It’s no exaggeration to describe Billy Connolly as the greatest stand up to ever take to the stage. Not only have three separate polls come to this conclusion, but there is not a single comedian who has taken to the stage in the last three decades that hasn’t looked to ‘The Big Yin’ as inspiration. Connolly’s High Horse tour marks the first time since 2011 that the comic has released a live stand-up and it’s clear from the moment he struts on stage he hasn’t lost it.
As soon as Connolly utters his first words it’s evident the great comic isn’t scared to talk about his illness, as he chastises the audience’s applause claiming they’re only doing it because he is ill. It’s a lovely moment that reminds you just how honest and unflinching the comedian can be. His humour is as dry and unapologetic as ever. Be it discussing adventures in France with his dead cousin, lunch with Liam Neeson and Brian Cox or his use of the C word, Connolly is never scared to tell you exactly what is on his mind.And, that’s one of the (many) beauties about the comic; his material never feels constructed in the typical, stringent manner modern stand up does. It all feels like an intimate discussion with a man down the pub with Billy working his way through hilarious tales of his life; it’s relaxing, brilliant and natural. While his illness is evident – the once energetic performer now stands stationary – his ability to express joy and happiness through tales of his colourful life have gladly been unaffected. Billy never shies away from using his illness as a source for comedy, his Ian Holm story is a stunning way to find humour in the darkest of places. It’s not only his Parkinson’s that gets a mention, Connolly discusses his recent prostate cancer, thankfully he is all clear now, and for a moment it stops the audience in their tracks. But then Connolly recounts a story about one of his treatments that’s as unflinching as it is amusing, emptying the room of silence and filling it up with endless laughter.
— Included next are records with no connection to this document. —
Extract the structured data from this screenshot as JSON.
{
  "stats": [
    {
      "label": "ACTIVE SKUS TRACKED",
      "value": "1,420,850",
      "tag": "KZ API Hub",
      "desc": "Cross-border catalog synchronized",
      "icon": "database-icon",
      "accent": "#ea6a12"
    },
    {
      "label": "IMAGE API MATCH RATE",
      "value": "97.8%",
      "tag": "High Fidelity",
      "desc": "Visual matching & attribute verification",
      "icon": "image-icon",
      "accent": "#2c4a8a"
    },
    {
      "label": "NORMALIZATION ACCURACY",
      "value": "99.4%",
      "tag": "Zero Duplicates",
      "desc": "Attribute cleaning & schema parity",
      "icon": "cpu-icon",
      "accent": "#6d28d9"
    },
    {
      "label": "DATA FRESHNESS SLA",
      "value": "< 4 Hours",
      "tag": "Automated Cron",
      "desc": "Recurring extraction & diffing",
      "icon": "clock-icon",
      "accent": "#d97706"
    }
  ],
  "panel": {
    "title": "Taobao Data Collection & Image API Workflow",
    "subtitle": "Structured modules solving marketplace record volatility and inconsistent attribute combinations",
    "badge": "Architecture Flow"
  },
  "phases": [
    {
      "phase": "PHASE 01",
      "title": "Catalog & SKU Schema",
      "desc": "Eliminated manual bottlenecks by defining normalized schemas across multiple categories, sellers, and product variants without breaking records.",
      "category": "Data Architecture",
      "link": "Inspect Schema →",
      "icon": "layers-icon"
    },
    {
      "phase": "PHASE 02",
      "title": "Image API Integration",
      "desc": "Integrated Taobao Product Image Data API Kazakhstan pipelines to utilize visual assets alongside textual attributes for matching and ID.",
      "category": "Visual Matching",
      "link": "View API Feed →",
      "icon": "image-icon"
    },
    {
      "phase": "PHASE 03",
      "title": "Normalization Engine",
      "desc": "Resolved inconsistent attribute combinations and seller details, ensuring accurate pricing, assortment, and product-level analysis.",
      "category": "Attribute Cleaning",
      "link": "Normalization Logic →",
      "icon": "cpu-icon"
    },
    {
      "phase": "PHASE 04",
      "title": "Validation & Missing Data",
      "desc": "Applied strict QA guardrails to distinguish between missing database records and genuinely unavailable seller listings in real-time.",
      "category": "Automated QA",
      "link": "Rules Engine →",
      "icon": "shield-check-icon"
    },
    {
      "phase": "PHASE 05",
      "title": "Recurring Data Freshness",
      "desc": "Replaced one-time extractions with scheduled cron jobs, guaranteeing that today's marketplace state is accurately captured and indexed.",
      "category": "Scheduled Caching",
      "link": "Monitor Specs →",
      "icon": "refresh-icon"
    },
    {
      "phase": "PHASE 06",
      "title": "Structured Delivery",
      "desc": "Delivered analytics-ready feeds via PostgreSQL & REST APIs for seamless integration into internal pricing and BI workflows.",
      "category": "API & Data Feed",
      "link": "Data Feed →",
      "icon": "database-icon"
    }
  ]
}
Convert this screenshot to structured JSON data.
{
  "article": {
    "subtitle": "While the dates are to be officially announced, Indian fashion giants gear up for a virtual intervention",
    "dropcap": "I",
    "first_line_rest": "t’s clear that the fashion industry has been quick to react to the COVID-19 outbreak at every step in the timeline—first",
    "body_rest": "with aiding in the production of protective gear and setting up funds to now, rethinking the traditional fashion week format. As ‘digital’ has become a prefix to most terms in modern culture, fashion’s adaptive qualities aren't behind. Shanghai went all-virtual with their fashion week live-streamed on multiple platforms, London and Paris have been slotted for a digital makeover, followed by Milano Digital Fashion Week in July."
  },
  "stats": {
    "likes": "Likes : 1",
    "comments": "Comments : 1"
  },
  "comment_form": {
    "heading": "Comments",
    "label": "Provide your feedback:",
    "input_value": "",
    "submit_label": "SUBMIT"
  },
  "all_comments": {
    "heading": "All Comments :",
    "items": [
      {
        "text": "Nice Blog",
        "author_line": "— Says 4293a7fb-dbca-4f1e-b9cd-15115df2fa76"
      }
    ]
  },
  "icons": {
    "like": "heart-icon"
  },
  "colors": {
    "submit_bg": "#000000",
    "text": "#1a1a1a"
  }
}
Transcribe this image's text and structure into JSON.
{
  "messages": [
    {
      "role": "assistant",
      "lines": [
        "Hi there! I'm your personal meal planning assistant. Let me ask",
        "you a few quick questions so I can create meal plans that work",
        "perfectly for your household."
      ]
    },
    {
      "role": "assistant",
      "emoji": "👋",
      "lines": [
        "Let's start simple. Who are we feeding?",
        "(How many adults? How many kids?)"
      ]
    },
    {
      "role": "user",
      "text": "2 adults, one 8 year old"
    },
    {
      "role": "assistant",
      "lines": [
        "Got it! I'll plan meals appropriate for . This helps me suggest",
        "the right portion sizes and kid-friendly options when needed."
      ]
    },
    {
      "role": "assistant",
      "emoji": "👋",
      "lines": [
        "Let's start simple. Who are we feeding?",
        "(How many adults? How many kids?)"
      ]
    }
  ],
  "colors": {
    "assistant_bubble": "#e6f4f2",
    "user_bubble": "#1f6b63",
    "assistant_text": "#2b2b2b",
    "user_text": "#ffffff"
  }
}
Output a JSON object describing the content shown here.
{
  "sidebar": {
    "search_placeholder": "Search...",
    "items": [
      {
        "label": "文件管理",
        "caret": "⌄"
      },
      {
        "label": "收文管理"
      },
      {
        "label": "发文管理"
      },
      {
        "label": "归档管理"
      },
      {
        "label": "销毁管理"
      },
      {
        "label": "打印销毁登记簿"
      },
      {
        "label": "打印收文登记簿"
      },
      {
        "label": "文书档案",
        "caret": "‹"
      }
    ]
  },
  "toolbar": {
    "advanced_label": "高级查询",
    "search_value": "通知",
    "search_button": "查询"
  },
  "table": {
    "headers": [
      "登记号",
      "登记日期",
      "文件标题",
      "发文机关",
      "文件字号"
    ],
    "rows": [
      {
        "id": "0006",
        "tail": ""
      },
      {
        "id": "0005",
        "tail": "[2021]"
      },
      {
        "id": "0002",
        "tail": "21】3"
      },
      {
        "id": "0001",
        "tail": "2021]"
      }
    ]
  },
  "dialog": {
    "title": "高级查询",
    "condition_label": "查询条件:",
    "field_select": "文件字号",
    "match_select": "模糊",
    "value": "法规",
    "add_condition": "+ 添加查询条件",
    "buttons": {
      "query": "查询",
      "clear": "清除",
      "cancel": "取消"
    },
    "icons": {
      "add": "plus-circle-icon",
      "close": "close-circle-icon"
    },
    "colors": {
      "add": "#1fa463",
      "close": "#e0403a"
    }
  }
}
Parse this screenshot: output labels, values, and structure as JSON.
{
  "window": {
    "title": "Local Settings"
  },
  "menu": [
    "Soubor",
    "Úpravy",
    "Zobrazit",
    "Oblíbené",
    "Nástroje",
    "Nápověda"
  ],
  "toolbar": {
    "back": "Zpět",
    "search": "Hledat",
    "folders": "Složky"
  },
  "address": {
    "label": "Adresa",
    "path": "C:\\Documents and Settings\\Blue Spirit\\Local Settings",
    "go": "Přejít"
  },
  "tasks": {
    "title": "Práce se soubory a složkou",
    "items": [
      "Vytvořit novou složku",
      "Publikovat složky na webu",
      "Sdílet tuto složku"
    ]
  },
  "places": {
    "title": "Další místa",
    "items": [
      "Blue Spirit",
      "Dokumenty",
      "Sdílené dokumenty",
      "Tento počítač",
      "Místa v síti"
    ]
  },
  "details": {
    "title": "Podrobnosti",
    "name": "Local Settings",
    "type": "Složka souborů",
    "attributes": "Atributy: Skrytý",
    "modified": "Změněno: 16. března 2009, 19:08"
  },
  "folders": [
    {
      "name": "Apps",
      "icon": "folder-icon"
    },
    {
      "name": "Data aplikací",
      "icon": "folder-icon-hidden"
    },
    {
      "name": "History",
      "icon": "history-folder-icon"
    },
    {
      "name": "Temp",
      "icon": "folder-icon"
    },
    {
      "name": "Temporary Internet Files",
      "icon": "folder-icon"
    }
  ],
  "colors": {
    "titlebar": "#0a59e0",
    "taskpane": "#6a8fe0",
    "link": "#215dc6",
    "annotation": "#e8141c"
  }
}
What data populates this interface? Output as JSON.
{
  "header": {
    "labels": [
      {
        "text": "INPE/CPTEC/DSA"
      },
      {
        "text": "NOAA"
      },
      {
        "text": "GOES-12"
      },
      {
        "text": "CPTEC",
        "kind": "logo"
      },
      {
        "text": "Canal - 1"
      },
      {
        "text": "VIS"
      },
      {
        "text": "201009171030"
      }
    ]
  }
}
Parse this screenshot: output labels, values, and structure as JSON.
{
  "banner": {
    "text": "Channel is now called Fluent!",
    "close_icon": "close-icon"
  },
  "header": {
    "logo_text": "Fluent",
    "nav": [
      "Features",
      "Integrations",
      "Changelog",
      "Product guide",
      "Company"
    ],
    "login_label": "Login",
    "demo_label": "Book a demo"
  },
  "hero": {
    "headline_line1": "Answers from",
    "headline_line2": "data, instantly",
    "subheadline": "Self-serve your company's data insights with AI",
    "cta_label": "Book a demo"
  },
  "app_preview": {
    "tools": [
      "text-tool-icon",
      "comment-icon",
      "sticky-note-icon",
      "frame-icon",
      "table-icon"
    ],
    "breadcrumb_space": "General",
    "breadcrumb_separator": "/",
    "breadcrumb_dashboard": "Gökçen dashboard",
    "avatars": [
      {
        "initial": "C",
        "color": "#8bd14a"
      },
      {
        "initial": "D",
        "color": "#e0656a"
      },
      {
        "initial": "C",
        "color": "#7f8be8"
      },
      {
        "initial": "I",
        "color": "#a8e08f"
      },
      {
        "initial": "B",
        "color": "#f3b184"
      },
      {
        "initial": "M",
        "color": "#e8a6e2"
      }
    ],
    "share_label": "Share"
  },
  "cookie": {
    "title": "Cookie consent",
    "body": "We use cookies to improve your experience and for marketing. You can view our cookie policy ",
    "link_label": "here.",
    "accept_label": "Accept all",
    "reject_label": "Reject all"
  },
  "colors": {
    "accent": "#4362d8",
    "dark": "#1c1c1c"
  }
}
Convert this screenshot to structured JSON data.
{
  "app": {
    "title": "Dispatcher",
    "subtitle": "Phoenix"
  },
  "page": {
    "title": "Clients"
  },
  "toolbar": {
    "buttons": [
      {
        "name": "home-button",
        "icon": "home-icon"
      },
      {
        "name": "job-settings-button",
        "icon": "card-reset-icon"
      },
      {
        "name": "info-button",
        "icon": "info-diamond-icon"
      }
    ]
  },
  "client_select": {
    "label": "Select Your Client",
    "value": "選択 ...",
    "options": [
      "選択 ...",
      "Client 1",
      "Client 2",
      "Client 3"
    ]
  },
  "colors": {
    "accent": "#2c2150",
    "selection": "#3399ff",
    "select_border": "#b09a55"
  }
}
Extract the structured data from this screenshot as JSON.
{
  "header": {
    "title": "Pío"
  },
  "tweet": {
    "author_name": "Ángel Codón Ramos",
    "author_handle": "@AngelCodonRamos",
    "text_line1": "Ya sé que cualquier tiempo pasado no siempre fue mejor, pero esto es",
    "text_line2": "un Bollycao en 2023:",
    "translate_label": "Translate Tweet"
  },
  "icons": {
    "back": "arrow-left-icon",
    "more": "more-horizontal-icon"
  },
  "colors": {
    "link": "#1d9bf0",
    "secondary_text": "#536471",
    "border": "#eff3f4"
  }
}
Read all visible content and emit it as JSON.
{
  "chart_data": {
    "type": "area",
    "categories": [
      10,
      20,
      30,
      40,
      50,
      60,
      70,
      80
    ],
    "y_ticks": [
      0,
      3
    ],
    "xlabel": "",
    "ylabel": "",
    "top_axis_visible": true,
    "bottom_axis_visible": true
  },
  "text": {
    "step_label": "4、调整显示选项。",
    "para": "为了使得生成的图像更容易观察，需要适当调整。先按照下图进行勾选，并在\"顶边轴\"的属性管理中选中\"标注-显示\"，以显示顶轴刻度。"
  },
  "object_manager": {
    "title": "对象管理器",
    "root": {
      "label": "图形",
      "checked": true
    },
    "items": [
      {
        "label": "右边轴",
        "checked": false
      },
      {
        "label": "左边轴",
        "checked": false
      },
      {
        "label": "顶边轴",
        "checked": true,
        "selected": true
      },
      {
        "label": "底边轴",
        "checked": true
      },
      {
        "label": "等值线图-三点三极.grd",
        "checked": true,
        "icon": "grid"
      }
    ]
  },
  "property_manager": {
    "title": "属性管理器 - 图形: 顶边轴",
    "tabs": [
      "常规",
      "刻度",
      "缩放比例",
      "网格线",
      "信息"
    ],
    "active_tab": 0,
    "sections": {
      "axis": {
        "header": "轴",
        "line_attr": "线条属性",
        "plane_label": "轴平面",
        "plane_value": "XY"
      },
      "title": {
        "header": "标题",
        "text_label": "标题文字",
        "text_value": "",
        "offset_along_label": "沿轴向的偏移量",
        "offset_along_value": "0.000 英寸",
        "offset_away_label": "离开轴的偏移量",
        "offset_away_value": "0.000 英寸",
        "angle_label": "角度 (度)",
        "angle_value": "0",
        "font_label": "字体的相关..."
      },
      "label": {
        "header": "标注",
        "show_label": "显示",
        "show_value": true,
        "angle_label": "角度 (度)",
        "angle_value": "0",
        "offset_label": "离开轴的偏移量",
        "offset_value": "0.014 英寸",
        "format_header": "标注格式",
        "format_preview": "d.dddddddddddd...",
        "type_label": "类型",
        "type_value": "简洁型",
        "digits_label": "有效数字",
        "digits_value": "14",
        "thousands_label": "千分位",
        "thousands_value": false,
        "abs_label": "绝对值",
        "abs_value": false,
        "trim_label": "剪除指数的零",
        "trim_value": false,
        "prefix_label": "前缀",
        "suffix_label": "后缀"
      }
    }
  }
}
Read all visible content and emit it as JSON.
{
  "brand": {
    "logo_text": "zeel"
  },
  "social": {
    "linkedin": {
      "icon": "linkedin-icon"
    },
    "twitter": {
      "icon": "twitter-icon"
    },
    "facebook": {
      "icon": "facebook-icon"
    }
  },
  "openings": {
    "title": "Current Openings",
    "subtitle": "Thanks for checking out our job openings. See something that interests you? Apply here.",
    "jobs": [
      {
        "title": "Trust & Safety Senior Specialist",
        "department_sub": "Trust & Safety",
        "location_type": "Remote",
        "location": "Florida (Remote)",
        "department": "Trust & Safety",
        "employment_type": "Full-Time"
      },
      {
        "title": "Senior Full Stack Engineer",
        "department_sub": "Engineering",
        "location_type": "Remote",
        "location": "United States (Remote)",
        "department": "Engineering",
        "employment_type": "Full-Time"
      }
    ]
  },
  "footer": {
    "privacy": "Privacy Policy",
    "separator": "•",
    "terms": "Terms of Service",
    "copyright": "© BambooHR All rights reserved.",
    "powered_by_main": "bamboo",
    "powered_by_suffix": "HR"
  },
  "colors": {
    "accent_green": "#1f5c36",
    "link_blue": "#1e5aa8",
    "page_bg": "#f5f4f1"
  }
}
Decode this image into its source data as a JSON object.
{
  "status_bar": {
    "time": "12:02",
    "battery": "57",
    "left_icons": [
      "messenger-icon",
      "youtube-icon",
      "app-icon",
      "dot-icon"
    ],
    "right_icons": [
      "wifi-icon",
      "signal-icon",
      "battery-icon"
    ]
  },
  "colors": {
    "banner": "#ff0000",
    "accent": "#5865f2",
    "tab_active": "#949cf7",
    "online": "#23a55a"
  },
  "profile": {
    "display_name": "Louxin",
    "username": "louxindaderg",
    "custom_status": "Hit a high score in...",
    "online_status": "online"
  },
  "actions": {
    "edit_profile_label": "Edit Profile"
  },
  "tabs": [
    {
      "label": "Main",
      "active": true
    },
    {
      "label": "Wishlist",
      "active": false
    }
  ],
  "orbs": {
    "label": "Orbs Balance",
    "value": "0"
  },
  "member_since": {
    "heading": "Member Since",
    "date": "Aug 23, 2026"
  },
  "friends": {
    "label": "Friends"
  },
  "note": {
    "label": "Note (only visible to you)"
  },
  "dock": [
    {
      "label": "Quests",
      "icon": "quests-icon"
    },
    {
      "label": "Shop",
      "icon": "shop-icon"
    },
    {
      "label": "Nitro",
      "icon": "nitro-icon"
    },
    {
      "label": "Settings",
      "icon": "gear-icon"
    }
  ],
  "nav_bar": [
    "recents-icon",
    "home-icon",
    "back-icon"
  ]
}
When he isn’t musing on tales of the past, Connolly discusses politics, his take on Trump contains numerous uses of the C word, and of course, his homeland of Scotland gets a mention with lines like “I knew a man in Scotland once that loved his wife so much he nearly told her one day”. He even manages to make plane noises sound painfully hilarious. He does it all effortlessly. A whole generation of comedians might have been inspired by the Scot but none have come close to the genuine article.
These days stand up comedy is everywhere but Connolly is in his own league, it’s like seeing The Rolling Stones in concert. Whether it’s shrimps in curtains or hecklers requesting heroin songs, the comic expertly crafts brilliant comedy that reminds you why he is still the best.